§ **Exercise prompt**: From the data that follows, copy every line with the string "Après".

§ **Supplied entries**:
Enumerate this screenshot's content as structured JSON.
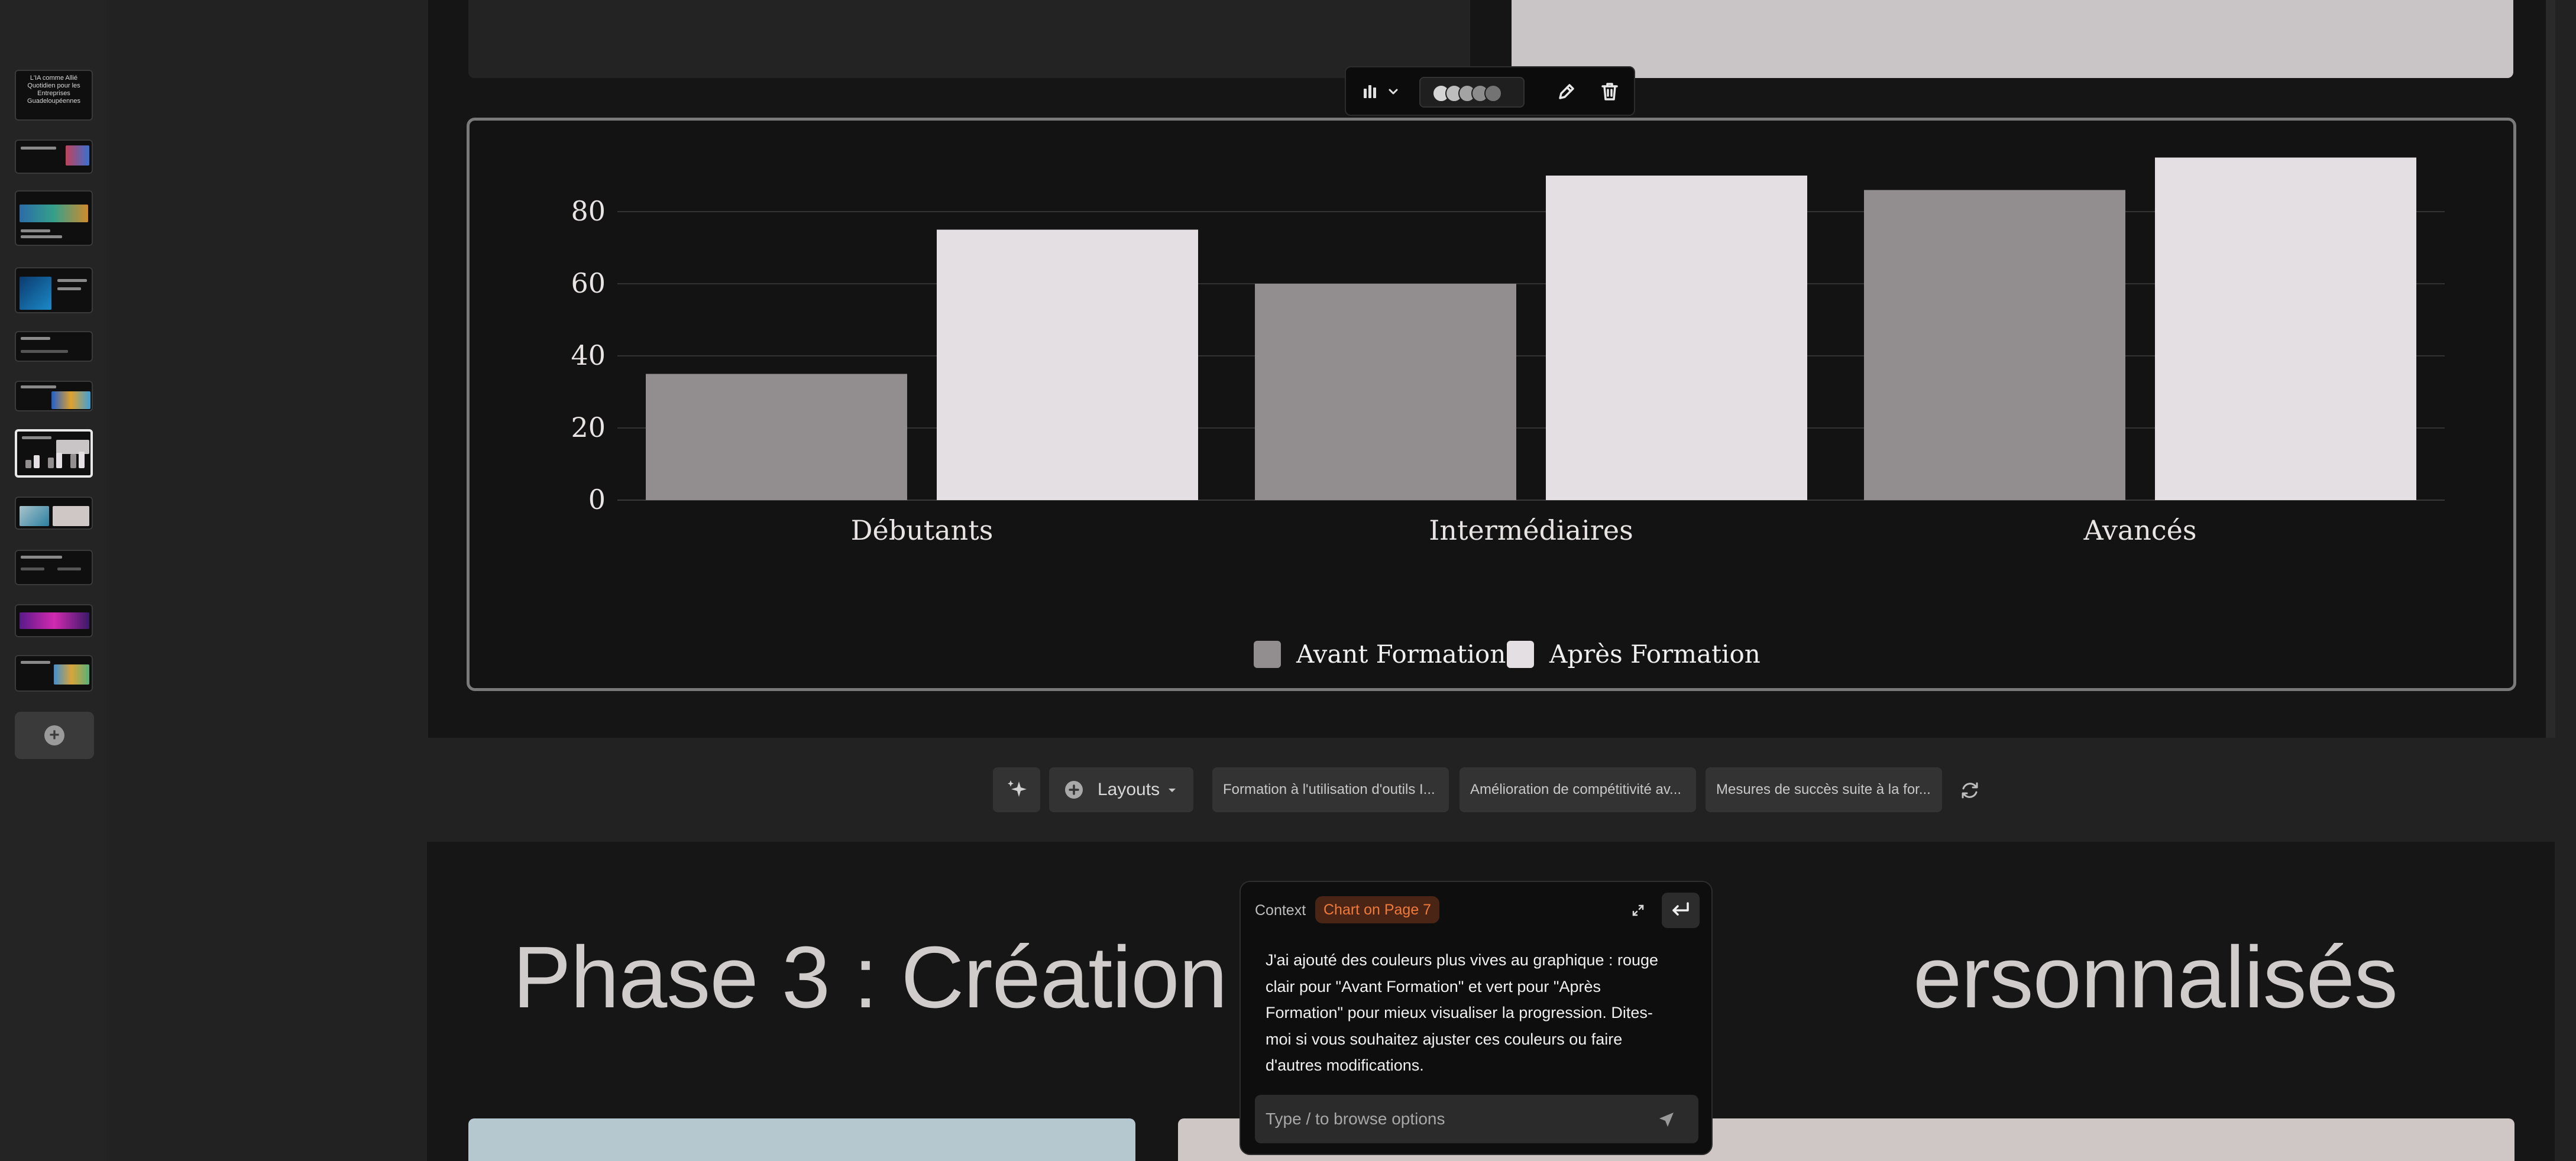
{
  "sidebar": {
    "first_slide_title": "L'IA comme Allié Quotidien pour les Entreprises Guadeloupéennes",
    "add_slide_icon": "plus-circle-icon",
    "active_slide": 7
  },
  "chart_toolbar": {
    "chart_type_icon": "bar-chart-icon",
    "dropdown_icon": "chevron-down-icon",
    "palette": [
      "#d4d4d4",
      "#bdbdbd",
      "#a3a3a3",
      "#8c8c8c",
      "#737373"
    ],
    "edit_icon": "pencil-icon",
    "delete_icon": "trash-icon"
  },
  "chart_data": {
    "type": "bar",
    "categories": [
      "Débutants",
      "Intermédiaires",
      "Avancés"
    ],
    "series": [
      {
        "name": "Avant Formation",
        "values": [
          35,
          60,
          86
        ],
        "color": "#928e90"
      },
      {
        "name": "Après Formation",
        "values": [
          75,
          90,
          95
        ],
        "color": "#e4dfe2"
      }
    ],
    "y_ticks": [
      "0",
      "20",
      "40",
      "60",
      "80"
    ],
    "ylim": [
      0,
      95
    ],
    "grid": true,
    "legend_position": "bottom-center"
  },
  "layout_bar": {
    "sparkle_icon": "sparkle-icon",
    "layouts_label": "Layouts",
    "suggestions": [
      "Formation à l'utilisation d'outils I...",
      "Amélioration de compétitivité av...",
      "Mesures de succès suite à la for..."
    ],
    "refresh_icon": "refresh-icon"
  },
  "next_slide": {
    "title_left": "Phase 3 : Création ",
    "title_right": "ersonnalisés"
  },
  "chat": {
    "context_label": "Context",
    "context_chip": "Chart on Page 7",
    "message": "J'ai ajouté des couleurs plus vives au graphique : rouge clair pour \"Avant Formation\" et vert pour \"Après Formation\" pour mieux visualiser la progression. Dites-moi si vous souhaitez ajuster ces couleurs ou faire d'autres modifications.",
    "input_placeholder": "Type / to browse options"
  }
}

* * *

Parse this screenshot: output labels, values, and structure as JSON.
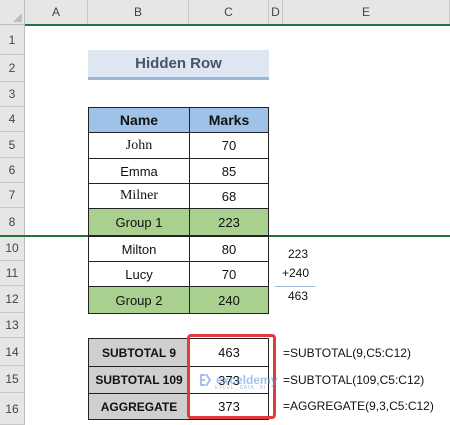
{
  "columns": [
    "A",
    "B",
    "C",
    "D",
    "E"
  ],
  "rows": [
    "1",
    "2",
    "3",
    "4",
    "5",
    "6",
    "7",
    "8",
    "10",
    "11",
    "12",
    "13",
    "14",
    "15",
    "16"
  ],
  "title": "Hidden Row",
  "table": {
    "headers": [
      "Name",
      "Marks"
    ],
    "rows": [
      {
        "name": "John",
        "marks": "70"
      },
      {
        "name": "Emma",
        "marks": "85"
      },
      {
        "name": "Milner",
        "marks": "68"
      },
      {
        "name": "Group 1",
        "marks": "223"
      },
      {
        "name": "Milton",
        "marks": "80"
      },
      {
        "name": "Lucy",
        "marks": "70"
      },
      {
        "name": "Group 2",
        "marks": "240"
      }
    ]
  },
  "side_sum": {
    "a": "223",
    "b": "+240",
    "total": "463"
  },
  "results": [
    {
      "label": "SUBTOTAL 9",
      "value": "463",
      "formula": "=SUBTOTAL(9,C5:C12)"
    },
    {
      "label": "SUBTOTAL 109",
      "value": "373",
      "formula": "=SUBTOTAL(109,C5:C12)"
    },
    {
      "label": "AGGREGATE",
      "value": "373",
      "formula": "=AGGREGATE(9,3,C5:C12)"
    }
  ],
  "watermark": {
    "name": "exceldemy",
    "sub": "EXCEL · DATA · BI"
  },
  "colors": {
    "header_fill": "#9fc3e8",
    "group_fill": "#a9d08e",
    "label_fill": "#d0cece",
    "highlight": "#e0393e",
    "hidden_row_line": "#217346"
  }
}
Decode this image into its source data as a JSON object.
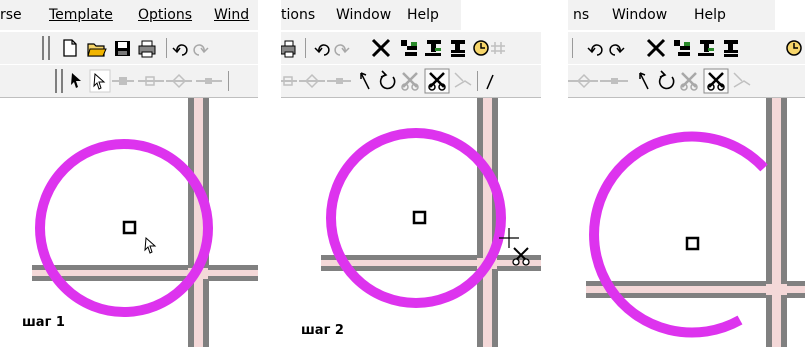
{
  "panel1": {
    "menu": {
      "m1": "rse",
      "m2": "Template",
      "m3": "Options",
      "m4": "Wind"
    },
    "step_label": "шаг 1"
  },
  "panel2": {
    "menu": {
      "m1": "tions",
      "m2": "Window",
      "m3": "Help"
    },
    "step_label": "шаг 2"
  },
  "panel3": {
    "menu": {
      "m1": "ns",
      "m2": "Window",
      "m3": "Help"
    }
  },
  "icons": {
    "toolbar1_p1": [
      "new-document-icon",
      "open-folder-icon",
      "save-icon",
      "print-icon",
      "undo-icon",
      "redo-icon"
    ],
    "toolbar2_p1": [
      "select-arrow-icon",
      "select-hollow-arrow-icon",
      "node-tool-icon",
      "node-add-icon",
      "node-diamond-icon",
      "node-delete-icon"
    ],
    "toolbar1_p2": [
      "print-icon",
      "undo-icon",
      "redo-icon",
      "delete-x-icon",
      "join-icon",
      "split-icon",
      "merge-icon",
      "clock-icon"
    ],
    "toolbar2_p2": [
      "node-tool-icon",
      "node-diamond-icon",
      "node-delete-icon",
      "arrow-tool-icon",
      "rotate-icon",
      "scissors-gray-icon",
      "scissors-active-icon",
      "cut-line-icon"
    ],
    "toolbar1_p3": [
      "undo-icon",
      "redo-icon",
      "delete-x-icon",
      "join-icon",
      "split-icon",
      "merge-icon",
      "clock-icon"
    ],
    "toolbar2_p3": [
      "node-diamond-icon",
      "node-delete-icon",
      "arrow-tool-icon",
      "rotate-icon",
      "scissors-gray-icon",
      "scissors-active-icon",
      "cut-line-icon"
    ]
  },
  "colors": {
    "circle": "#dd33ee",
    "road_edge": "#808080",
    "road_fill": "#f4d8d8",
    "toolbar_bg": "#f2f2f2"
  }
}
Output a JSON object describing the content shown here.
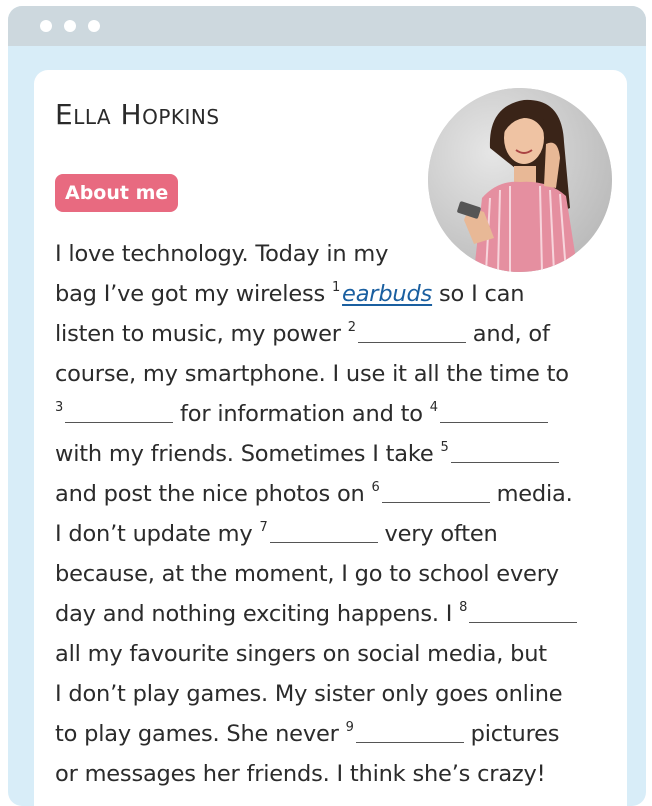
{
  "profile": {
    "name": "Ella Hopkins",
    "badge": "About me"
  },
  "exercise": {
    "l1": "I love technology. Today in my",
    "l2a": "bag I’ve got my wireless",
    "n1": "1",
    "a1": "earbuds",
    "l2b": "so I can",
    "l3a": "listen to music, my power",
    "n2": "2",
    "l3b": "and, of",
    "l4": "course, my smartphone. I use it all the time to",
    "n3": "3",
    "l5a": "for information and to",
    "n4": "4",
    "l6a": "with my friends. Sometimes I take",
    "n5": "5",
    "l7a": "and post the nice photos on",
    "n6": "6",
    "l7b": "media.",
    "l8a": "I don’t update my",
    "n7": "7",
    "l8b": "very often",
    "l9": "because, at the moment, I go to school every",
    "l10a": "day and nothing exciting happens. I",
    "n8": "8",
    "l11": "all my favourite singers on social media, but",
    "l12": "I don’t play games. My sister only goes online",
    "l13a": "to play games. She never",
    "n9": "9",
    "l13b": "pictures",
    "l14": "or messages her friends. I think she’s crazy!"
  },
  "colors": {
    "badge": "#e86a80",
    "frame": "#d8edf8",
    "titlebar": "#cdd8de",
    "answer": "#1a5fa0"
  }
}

§ **Your response**:
        "name": "Après Formation",
    "message": "J'ai ajouté des couleurs plus vives au graphique : rouge clair pour \"Avant Formation\" et vert pour \"Après Formation\" pour mieux visualiser la progression. Dites-moi si vous souhaitez ajuster ces couleurs ou faire d'autres modifications.",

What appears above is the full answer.